There’s a perception at times that because we practice a non-diagnostic approach, are critical of the medical model and express concern about how antidepressants and other psychiatric medications are marketed that we’re anti-medication. Not only is that just not true–it concerns me. Many people who come to see us are struggling with serious pain–and even when it’s not so serious, they need all the help they can get. For many, many people who seek therapy for depression and anxiety (it should be noted that antidepressants treat anxiety as much as–if not sometimes better than–depression), these medications can be terribly helpful.
Are they for everyone? No. Can they be dangerous? Of course. And they don’t make everything better. I want people to hurt less. Perhaps not as the “good enough” end goal, but if someone is in pain and medication can help, they ought to consider that. At times, they can help someone who is depressed or anxious be able to tolerate some of the painful work of therapy.

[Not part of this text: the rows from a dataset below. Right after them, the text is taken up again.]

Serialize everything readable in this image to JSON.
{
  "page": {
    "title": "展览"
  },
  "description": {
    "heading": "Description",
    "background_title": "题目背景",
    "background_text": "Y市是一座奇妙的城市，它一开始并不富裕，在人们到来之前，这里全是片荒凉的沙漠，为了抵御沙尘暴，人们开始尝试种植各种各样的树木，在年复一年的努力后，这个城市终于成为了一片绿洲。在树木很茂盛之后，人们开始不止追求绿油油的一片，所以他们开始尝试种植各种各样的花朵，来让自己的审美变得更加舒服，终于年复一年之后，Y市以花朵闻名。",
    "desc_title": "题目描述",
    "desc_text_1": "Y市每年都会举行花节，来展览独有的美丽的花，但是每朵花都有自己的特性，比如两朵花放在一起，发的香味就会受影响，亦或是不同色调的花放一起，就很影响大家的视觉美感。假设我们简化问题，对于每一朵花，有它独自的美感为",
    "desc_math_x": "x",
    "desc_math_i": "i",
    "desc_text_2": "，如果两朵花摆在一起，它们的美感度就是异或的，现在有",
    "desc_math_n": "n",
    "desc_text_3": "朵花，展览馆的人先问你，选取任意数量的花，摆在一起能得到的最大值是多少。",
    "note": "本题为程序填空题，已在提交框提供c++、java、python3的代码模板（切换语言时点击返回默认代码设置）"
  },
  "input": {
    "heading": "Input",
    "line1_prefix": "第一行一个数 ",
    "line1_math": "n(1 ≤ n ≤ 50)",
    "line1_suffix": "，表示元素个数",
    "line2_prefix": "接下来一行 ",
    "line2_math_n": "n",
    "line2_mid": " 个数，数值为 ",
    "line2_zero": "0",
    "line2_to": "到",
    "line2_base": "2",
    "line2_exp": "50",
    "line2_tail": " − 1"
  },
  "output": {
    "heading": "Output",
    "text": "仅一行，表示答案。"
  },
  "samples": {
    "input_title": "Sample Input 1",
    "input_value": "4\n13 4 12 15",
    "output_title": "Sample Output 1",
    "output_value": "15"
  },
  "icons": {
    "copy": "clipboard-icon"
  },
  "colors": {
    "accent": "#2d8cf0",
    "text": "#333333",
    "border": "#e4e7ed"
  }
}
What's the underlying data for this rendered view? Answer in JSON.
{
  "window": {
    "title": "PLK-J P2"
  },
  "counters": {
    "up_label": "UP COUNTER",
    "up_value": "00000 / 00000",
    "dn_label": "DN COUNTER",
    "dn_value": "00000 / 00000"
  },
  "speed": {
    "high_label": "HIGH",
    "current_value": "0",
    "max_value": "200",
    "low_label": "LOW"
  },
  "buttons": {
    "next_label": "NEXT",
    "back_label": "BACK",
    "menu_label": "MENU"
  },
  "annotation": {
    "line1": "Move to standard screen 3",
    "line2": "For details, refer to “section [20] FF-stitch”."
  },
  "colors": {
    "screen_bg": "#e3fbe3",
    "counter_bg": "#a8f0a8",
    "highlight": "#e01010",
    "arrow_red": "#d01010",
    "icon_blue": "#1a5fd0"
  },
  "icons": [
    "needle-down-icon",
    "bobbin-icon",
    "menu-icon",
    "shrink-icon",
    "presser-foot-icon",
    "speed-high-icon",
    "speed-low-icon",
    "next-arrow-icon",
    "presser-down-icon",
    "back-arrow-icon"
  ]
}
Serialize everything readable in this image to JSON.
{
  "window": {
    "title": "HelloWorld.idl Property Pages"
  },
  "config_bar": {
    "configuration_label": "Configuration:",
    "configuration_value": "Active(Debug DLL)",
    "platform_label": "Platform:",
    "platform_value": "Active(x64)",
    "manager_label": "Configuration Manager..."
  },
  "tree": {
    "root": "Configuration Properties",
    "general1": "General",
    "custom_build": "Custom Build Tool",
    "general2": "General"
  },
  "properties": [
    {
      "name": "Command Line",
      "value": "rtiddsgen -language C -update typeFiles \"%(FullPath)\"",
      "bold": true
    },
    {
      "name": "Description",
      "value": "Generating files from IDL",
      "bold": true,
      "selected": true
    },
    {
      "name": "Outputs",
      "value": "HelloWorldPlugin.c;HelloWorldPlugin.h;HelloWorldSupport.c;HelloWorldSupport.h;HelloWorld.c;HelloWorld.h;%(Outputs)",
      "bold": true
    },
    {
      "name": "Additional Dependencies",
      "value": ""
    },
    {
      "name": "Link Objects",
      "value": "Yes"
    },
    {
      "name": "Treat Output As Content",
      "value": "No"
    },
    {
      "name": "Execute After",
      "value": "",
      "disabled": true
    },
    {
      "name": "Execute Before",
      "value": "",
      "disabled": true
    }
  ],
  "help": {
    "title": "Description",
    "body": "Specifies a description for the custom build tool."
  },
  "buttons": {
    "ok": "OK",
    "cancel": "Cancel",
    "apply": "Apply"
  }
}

However, more than the medications themselves, the marketing of antidepressants by drug companies have changed the way we view therapy and how to “fix” emotional pain. And this deserves to be looked at seriously.